[WHAT YOU SHOULD DO] Could you write the entries out again, exactly as they appear?

[Entries from a dataset of interfaces]
###

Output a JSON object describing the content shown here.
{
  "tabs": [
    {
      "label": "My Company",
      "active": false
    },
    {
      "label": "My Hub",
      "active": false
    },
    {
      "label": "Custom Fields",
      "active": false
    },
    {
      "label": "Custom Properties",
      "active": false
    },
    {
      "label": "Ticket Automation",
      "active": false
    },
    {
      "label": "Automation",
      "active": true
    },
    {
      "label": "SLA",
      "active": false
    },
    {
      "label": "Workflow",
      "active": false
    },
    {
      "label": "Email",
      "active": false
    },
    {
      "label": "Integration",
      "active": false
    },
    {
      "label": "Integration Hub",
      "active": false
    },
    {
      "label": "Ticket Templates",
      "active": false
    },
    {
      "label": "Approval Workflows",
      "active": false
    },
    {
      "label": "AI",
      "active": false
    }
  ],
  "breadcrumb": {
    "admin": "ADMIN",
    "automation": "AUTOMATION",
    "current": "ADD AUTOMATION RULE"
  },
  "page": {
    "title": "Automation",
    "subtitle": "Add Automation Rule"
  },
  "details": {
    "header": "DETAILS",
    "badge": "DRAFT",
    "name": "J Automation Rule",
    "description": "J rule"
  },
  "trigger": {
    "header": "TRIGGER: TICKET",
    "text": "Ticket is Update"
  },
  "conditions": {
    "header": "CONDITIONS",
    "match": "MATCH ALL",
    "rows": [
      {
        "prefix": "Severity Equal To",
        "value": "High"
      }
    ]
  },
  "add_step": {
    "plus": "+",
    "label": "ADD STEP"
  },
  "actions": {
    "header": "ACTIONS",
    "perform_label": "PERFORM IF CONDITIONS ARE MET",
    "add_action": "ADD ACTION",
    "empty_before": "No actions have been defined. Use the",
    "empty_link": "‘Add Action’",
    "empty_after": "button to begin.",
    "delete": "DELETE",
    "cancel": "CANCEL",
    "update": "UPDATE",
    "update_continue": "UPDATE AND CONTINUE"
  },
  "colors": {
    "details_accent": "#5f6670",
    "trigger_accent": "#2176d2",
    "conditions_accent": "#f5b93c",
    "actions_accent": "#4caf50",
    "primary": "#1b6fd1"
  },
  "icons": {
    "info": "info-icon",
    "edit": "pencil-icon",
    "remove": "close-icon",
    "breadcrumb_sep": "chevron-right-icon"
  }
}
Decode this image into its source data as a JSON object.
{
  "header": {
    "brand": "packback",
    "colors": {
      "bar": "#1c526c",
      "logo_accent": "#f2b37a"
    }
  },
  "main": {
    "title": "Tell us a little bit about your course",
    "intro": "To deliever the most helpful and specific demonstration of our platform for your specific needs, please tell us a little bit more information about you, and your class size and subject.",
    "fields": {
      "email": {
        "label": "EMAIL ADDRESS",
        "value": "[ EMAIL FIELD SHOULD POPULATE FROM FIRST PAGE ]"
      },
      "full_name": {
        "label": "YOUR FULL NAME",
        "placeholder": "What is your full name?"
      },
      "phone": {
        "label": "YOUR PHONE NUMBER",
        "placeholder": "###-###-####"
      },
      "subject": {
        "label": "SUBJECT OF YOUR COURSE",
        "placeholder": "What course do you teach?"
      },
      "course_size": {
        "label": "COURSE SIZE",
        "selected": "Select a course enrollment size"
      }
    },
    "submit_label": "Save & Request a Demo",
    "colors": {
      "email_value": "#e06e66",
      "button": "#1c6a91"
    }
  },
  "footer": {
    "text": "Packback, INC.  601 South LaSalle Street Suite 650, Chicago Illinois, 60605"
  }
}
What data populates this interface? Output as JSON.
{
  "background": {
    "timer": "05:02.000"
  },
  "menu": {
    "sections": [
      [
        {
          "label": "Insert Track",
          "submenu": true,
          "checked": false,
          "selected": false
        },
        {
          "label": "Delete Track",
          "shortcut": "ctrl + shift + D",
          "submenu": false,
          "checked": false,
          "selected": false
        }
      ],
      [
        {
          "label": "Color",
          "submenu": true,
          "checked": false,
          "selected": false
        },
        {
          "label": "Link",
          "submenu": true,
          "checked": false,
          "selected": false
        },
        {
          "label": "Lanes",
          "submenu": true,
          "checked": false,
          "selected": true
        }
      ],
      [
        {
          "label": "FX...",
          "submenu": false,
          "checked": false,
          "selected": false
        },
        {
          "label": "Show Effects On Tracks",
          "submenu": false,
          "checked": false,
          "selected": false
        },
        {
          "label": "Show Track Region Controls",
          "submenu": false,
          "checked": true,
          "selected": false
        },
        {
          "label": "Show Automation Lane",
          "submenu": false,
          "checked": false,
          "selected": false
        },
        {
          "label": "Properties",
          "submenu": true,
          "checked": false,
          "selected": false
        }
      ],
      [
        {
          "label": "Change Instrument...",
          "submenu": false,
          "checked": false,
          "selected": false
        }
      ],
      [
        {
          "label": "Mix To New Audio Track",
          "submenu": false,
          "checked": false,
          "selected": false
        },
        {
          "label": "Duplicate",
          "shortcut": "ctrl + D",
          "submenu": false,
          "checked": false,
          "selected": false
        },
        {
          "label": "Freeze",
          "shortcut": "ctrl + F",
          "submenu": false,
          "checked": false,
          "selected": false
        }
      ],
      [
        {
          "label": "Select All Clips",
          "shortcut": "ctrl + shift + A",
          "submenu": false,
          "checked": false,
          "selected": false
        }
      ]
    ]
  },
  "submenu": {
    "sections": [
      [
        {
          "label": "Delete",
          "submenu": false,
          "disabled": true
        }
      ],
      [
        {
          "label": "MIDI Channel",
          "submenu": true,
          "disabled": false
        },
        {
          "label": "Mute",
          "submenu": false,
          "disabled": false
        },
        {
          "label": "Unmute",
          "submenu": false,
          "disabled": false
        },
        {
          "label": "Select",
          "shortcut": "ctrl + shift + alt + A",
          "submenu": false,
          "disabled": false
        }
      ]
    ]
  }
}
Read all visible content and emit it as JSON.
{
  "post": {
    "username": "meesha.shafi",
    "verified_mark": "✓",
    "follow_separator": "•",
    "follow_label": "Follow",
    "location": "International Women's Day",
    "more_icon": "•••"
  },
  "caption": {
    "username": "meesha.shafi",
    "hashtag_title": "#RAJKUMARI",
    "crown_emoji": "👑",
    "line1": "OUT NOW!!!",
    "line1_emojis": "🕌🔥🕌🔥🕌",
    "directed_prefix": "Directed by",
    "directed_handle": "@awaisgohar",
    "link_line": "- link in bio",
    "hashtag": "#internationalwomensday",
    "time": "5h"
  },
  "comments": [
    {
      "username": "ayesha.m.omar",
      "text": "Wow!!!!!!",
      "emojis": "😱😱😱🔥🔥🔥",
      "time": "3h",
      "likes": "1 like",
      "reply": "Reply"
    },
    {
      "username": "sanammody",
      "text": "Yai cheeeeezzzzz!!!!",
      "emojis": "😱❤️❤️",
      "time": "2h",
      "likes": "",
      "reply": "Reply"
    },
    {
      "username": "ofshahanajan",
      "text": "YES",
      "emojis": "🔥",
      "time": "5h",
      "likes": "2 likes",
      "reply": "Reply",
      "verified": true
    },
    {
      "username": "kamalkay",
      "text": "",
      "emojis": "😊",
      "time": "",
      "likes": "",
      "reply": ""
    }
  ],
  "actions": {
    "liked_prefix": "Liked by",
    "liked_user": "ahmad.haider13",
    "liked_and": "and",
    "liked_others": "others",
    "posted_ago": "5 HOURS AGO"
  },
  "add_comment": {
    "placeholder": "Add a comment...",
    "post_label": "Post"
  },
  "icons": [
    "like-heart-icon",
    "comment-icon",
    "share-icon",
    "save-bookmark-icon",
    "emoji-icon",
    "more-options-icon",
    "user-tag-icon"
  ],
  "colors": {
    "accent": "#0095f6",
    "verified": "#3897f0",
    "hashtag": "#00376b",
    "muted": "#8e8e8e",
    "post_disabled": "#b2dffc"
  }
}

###

[EXERCISE ANSWER]
Output a JSON object describing the content shown here.
{
  "tabs": [
    {
      "label": "My Company",
      "active": false
    },
    {
      "label": "My Hub",
      "active": false
    },
    {
      "label": "Custom Fields",
      "active": false
    },
    {
      "label": "Custom Properties",
      "active": false
    },
    {
      "label": "Ticket Automation",
      "active": false
    },
    {
      "label": "Automation",
      "active": true
    },
    {
      "label": "SLA",
      "active": false
    },
    {
      "label": "Workflow",
      "active": false
    },
    {
      "label": "Email",
      "active": false
    },
    {
      "label": "Integration",
      "active": false
    },
    {
      "label": "Integration Hub",
      "active": false
    },
    {
      "label": "Ticket Templates",
      "active": false
    },
    {
      "label": "Approval Workflows",
      "active": false
    },
    {
      "label": "AI",
      "active": false
    }
  ],
  "breadcrumb": {
    "admin": "ADMIN",
    "automation": "AUTOMATION",
    "current": "ADD AUTOMATION RULE"
  },
  "page": {
    "title": "Automation",
    "subtitle": "Add Automation Rule"
  },
  "details": {
    "header": "DETAILS",
    "badge": "DRAFT",
    "name": "J Automation Rule",
    "description": "J rule"
  },
  "trigger": {
    "header": "TRIGGER: TICKET",
    "text": "Ticket is Update"
  },
  "conditions": {
    "header": "CONDITIONS",
    "match": "MATCH ALL",
    "rows": [
      {
        "prefix": "Severity Equal To",
        "value": "High"
      }
    ]
  },
  "add_step": {
    "plus": "+",
    "label": "ADD STEP"
  },
  "actions": {
    "header": "ACTIONS",
    "perform_label": "PERFORM IF CONDITIONS ARE MET",
    "add_action": "ADD ACTION",
    "empty_before": "No actions have been defined. Use the",
    "empty_link": "‘Add Action’",
    "empty_after": "button to begin.",
    "delete": "DELETE",
    "cancel": "CANCEL",
    "update": "UPDATE",
    "update_continue": "UPDATE AND CONTINUE"
  },
  "colors": {
    "details_accent": "#5f6670",
    "trigger_accent": "#2176d2",
    "conditions_accent": "#f5b93c",
    "actions_accent": "#4caf50",
    "primary": "#1b6fd1"
  },
  "icons": {
    "info": "info-icon",
    "edit": "pencil-icon",
    "remove": "close-icon",
    "breadcrumb_sep": "chevron-right-icon"
  }
}
Decode this image into its source data as a JSON object.
{
  "header": {
    "brand": "packback",
    "colors": {
      "bar": "#1c526c",
      "logo_accent": "#f2b37a"
    }
  },
  "main": {
    "title": "Tell us a little bit about your course",
    "intro": "To deliever the most helpful and specific demonstration of our platform for your specific needs, please tell us a little bit more information about you, and your class size and subject.",
    "fields": {
      "email": {
        "label": "EMAIL ADDRESS",
        "value": "[ EMAIL FIELD SHOULD POPULATE FROM FIRST PAGE ]"
      },
      "full_name": {
        "label": "YOUR FULL NAME",
        "placeholder": "What is your full name?"
      },
      "phone": {
        "label": "YOUR PHONE NUMBER",
        "placeholder": "###-###-####"
      },
      "subject": {
        "label": "SUBJECT OF YOUR COURSE",
        "placeholder": "What course do you teach?"
      },
      "course_size": {
        "label": "COURSE SIZE",
        "selected": "Select a course enrollment size"
      }
    },
    "submit_label": "Save & Request a Demo",
    "colors": {
      "email_value": "#e06e66",
      "button": "#1c6a91"
    }
  },
  "footer": {
    "text": "Packback, INC.  601 South LaSalle Street Suite 650, Chicago Illinois, 60605"
  }
}
What data populates this interface? Output as JSON.
{
  "background": {
    "timer": "05:02.000"
  },
  "menu": {
    "sections": [
      [
        {
          "label": "Insert Track",
          "submenu": true,
          "checked": false,
          "selected": false
        },
        {
          "label": "Delete Track",
          "shortcut": "ctrl + shift + D",
          "submenu": false,
          "checked": false,
          "selected": false
        }
      ],
      [
        {
          "label": "Color",
          "submenu": true,
          "checked": false,
          "selected": false
        },
        {
          "label": "Link",
          "submenu": true,
          "checked": false,
          "selected": false
        },
        {
          "label": "Lanes",
          "submenu": true,
          "checked": false,
          "selected": true
        }
      ],
      [
        {
          "label": "FX...",
          "submenu": false,
          "checked": false,
          "selected": false
        },
        {
          "label": "Show Effects On Tracks",
          "submenu": false,
          "checked": false,
          "selected": false
        },
        {
          "label": "Show Track Region Controls",
          "submenu": false,
          "checked": true,
          "selected": false
        },
        {
          "label": "Show Automation Lane",
          "submenu": false,
          "checked": false,
          "selected": false
        },
        {
          "label": "Properties",
          "submenu": true,
          "checked": false,
          "selected": false
        }
      ],
      [
        {
          "label": "Change Instrument...",
          "submenu": false,
          "checked": false,
          "selected": false
        }
      ],
      [
        {
          "label": "Mix To New Audio Track",
          "submenu": false,
          "checked": false,
          "selected": false
        },
        {
          "label": "Duplicate",
          "shortcut": "ctrl + D",
          "submenu": false,
          "checked": false,
          "selected": false
        },
        {
          "label": "Freeze",
          "shortcut": "ctrl + F",
          "submenu": false,
          "checked": false,
          "selected": false
        }
      ],
      [
        {
          "label": "Select All Clips",
          "shortcut": "ctrl + shift + A",
          "submenu": false,
          "checked": false,
          "selected": false
        }
      ]
    ]
  },
  "submenu": {
    "sections": [
      [
        {
          "label": "Delete",
          "submenu": false,
          "disabled": true
        }
      ],
      [
        {
          "label": "MIDI Channel",
          "submenu": true,
          "disabled": false
        },
        {
          "label": "Mute",
          "submenu": false,
          "disabled": false
        },
        {
          "label": "Unmute",
          "submenu": false,
          "disabled": false
        },
        {
          "label": "Select",
          "shortcut": "ctrl + shift + alt + A",
          "submenu": false,
          "disabled": false
        }
      ]
    ]
  }
}
Read all visible content and emit it as JSON.
{
  "post": {
    "username": "meesha.shafi",
    "verified_mark": "✓",
    "follow_separator": "•",
    "follow_label": "Follow",
    "location": "International Women's Day",
    "more_icon": "•••"
  },
  "caption": {
    "username": "meesha.shafi",
    "hashtag_title": "#RAJKUMARI",
    "crown_emoji": "👑",
    "line1": "OUT NOW!!!",
    "line1_emojis": "🕌🔥🕌🔥🕌",
    "directed_prefix": "Directed by",
    "directed_handle": "@awaisgohar",
    "link_line": "- link in bio",
    "hashtag": "#internationalwomensday",
    "time": "5h"
  },
  "comments": [
    {
      "username": "ayesha.m.omar",
      "text": "Wow!!!!!!",
      "emojis": "😱😱😱🔥🔥🔥",
      "time": "3h",
      "likes": "1 like",
      "reply": "Reply"
    },
    {
      "username": "sanammody",
      "text": "Yai cheeeeezzzzz!!!!",
      "emojis": "😱❤️❤️",
      "time": "2h",
      "likes": "",
      "reply": "Reply"
    },
    {
      "username": "ofshahanajan",
      "text": "YES",
      "emojis": "🔥",
      "time": "5h",
      "likes": "2 likes",
      "reply": "Reply",
      "verified": true
    },
    {
      "username": "kamalkay",
      "text": "",
      "emojis": "😊",
      "time": "",
      "likes": "",
      "reply": ""
    }
  ],
  "actions": {
    "liked_prefix": "Liked by",
    "liked_user": "ahmad.haider13",
    "liked_and": "and",
    "liked_others": "others",
    "posted_ago": "5 HOURS AGO"
  },
  "add_comment": {
    "placeholder": "Add a comment...",
    "post_label": "Post"
  },
  "icons": [
    "like-heart-icon",
    "comment-icon",
    "share-icon",
    "save-bookmark-icon",
    "emoji-icon",
    "more-options-icon",
    "user-tag-icon"
  ],
  "colors": {
    "accent": "#0095f6",
    "verified": "#3897f0",
    "hashtag": "#00376b",
    "muted": "#8e8e8e",
    "post_disabled": "#b2dffc"
  }
}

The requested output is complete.